News • Blog
Sexual health and LGBT population
Living with HIV
Post-exposure prophylaxis (PEP)
Diagnosed, chlamydia can be easily treated and cured as described above. Chlamydia is a serious health threat, especially for women. Untreated, chlamydia can cause severe, costly reproductive and other health problems which include both short- and long-term consequences, including pelvic inflammatory disease (PID), which is the critical link to infertility, and potentially fatal tubal pregnancy. PID can scar and block the fallopian tubes. That can make a woman sterile and unable to get pregnant. Fertilized eggs may not reach the uterus because tubes are blocked. If they develop in the tubes, this is called an ectopic pregnancy or tubal pregnancy. A woman may die if a pregnancy develops outside her uterus. She usually needs emergency surgery. Women with PID of the fallopian tubes are 7-10 times more likely than other women to have ectopic pregnancies.
Chlamydia can also make men sterile. It can spread from the urethra to the testicles. Then it can result in a condition called epididymitis. Epididymitis can cause sterility. Symptoms include fever as well as swelling and a variable degree of pain in the scrotum.
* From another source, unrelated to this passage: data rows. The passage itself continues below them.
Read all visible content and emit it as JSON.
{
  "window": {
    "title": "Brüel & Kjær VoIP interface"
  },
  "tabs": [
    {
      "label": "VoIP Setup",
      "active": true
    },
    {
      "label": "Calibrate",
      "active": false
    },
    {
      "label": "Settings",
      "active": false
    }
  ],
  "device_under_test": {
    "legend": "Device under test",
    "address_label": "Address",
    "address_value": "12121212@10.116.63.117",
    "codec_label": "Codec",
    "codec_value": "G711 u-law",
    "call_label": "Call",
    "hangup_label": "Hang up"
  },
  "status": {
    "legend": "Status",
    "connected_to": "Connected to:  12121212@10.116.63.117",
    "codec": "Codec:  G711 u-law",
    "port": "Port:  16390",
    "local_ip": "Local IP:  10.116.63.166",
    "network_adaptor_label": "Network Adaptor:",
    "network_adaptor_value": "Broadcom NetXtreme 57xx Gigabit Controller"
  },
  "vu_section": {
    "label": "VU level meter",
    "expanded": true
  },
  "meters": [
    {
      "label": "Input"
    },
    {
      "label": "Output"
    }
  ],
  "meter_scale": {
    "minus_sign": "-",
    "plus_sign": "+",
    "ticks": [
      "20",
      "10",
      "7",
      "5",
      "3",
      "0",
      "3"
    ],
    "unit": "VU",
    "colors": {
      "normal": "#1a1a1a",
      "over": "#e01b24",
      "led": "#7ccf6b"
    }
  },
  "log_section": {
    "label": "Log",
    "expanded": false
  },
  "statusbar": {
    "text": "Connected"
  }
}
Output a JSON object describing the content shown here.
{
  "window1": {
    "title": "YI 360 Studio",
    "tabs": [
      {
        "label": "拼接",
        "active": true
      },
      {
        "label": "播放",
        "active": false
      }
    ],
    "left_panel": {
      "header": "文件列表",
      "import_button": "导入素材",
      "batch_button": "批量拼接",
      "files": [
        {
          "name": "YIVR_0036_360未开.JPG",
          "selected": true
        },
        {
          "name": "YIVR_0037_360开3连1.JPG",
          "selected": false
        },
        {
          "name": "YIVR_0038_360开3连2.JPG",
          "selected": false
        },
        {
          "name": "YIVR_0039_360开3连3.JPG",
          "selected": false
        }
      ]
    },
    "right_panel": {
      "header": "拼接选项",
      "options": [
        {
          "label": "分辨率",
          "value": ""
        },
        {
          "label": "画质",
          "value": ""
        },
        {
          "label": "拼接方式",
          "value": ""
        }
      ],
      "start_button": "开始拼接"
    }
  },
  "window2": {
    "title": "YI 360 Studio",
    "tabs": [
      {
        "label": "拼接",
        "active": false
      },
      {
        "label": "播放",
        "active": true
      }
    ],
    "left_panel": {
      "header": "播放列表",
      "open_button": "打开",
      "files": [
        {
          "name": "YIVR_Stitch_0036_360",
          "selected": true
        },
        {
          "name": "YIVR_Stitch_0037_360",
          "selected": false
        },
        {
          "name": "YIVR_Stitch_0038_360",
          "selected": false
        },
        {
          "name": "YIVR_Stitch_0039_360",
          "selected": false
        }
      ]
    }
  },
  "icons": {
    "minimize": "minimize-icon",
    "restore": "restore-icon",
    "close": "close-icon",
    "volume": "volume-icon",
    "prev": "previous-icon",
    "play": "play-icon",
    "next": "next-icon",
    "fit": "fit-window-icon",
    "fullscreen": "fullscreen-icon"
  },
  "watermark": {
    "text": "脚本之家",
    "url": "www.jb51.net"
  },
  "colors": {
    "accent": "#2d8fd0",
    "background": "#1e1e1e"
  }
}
Chlamydia may also result in adverse outcomes of pregnancy, including neonatal conjunctivitis (newborn eye infections) and pneumonia. In addition, recent research has shown that women infected with chlamydia have a 3 - 5 fold increased risk of acquiring HIV, if exposed.